PROMPT: Your answer should consist of each line from the data below that contains "time".

INFORMATION section start

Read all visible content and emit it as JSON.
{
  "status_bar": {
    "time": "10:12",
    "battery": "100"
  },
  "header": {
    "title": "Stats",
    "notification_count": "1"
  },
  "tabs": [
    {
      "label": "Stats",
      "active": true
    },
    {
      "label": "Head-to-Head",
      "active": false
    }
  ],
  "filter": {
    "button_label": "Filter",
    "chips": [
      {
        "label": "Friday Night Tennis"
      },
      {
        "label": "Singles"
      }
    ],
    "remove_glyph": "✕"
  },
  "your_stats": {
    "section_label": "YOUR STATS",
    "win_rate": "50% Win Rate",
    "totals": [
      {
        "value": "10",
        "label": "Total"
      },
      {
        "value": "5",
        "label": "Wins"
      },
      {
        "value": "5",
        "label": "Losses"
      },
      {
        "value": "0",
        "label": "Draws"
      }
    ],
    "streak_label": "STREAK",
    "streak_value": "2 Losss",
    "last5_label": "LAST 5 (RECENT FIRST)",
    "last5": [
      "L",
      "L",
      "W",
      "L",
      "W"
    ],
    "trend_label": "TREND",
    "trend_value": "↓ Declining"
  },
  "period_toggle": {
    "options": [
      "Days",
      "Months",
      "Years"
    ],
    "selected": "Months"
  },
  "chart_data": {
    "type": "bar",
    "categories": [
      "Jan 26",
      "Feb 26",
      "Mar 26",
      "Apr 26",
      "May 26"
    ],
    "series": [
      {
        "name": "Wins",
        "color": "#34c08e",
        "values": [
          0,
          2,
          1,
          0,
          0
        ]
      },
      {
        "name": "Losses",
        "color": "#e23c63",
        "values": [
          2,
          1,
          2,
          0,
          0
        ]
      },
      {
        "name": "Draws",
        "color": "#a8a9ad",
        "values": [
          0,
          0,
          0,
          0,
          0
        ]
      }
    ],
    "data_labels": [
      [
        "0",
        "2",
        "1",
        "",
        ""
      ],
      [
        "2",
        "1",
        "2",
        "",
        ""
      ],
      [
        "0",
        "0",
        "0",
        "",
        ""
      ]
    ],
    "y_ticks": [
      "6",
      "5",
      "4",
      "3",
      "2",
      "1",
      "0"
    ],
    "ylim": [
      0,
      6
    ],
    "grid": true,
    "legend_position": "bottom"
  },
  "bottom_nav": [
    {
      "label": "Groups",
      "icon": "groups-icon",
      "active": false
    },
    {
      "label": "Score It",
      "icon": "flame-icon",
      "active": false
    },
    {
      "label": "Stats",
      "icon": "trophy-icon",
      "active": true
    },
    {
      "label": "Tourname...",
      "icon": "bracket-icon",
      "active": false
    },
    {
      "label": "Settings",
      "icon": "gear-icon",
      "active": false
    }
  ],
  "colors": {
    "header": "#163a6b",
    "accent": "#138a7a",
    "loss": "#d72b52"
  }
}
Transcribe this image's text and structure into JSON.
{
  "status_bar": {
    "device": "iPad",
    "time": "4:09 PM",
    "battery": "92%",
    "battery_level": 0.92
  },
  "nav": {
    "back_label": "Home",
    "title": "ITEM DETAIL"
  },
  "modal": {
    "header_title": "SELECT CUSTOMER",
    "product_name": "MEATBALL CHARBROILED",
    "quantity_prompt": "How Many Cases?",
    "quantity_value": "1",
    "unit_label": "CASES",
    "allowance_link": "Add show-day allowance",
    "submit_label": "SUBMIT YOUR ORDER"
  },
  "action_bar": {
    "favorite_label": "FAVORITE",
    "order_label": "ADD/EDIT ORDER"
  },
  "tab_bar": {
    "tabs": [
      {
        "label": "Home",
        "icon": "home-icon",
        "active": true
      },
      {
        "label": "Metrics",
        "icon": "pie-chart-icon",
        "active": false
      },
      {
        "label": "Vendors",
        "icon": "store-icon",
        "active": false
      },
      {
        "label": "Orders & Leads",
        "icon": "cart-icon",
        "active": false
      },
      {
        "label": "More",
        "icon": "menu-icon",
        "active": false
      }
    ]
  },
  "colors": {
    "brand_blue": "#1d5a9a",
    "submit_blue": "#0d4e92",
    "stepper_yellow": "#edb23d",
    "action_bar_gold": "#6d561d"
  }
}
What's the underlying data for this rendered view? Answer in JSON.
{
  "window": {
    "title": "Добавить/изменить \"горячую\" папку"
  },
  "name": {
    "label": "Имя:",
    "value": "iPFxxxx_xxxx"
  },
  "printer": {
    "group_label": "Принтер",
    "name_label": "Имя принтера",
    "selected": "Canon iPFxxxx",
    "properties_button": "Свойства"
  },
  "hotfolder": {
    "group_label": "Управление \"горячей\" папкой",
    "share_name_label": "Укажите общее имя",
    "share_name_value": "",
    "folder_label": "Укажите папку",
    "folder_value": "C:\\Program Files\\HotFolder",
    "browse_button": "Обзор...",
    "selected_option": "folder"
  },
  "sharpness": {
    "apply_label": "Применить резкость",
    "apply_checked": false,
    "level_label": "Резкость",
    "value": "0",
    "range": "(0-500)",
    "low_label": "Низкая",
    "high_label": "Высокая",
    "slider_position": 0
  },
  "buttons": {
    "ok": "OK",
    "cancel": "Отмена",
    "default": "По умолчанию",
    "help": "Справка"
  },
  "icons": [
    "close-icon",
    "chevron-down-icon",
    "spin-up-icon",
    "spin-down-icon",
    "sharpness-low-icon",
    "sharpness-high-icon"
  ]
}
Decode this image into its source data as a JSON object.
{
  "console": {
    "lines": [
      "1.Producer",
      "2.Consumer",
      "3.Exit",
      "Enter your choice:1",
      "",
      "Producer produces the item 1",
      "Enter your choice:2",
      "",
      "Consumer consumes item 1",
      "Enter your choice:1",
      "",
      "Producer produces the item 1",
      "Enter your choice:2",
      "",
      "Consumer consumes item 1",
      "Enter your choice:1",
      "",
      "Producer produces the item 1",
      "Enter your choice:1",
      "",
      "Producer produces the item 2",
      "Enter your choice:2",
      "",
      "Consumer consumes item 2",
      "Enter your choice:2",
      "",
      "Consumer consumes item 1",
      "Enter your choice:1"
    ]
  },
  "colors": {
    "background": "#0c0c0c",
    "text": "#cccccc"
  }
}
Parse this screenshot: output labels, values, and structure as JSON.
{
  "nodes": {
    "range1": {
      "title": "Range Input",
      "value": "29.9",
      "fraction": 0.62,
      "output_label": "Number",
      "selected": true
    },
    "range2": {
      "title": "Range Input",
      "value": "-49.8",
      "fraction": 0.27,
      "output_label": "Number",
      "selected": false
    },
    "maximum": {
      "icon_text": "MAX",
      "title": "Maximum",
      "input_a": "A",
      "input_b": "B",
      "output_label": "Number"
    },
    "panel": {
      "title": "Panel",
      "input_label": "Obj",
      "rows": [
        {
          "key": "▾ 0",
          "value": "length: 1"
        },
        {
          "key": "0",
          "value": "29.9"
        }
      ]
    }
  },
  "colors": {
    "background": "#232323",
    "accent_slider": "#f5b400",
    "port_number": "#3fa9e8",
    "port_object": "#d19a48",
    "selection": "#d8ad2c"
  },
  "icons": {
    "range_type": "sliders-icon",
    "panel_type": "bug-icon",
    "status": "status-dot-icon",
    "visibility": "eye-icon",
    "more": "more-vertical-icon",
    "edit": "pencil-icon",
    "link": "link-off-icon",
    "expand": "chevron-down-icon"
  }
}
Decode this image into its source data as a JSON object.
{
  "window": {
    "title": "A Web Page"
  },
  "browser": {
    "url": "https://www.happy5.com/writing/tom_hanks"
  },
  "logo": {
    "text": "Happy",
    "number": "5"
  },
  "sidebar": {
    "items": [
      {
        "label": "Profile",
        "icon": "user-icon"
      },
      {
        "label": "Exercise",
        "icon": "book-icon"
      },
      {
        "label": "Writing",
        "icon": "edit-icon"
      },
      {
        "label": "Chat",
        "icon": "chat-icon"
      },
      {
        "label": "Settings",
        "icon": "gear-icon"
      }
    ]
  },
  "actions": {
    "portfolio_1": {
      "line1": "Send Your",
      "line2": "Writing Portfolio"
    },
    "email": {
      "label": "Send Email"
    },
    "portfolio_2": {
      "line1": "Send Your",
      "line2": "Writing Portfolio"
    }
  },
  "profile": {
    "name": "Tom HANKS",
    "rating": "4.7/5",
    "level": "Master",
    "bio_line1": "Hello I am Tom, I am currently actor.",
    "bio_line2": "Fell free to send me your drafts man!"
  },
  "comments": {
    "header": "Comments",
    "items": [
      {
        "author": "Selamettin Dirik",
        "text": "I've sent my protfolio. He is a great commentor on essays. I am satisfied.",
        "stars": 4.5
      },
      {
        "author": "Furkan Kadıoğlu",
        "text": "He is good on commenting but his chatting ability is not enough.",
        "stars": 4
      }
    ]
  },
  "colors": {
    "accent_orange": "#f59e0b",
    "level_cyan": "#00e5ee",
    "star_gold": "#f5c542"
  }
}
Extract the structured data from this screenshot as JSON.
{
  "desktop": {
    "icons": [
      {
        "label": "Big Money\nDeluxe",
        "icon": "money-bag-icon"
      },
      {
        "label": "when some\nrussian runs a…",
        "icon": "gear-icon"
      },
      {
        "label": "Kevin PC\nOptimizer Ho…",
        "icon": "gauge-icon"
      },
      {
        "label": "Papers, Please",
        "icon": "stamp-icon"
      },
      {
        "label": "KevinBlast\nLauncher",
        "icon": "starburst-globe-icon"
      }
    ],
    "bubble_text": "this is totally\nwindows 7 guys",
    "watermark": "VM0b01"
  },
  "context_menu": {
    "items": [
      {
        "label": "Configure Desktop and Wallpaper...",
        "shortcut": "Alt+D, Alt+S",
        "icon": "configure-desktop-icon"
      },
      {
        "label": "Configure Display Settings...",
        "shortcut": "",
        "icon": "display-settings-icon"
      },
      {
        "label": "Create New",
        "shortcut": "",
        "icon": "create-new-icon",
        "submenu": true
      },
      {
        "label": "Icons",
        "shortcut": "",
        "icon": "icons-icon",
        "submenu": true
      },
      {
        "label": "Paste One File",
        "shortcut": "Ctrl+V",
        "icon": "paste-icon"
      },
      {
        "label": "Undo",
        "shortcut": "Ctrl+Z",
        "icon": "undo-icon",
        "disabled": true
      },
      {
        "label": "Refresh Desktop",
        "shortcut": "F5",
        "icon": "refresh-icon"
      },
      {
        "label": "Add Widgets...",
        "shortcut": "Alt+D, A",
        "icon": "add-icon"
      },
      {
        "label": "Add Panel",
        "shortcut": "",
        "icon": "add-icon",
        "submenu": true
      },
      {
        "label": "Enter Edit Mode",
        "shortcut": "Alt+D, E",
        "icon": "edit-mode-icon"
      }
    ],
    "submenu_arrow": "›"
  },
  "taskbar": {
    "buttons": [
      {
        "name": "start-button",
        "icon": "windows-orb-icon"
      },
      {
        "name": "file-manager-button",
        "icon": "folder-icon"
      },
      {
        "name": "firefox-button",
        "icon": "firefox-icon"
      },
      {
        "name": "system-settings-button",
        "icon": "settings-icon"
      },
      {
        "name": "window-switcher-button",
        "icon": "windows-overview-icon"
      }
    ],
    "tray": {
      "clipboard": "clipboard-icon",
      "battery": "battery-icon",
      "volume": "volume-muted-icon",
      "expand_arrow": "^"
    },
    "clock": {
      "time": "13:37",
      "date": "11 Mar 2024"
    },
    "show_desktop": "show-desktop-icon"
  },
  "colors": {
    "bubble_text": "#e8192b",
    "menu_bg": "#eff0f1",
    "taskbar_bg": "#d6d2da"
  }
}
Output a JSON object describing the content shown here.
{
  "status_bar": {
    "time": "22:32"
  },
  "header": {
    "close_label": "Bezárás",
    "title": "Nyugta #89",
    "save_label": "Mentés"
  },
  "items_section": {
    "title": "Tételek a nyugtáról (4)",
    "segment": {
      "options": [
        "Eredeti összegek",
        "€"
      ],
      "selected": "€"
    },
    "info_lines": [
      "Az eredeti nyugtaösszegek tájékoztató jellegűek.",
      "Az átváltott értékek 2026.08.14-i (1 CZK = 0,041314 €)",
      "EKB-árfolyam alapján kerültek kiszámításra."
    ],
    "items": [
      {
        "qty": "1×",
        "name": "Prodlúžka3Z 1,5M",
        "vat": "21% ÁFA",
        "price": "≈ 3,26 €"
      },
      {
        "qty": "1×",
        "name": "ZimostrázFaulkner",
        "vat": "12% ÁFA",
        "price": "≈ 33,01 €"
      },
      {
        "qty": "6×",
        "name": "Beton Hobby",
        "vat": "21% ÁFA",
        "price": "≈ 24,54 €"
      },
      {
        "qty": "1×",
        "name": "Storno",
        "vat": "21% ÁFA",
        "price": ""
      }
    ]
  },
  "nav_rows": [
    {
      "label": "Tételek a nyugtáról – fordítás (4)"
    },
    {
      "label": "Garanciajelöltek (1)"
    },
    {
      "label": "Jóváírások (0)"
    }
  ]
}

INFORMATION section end

ANSWER BELOW:
    "time": "10:12",
    "time": "4:09 PM",
      "time": "13:37",
    "time": "22:32"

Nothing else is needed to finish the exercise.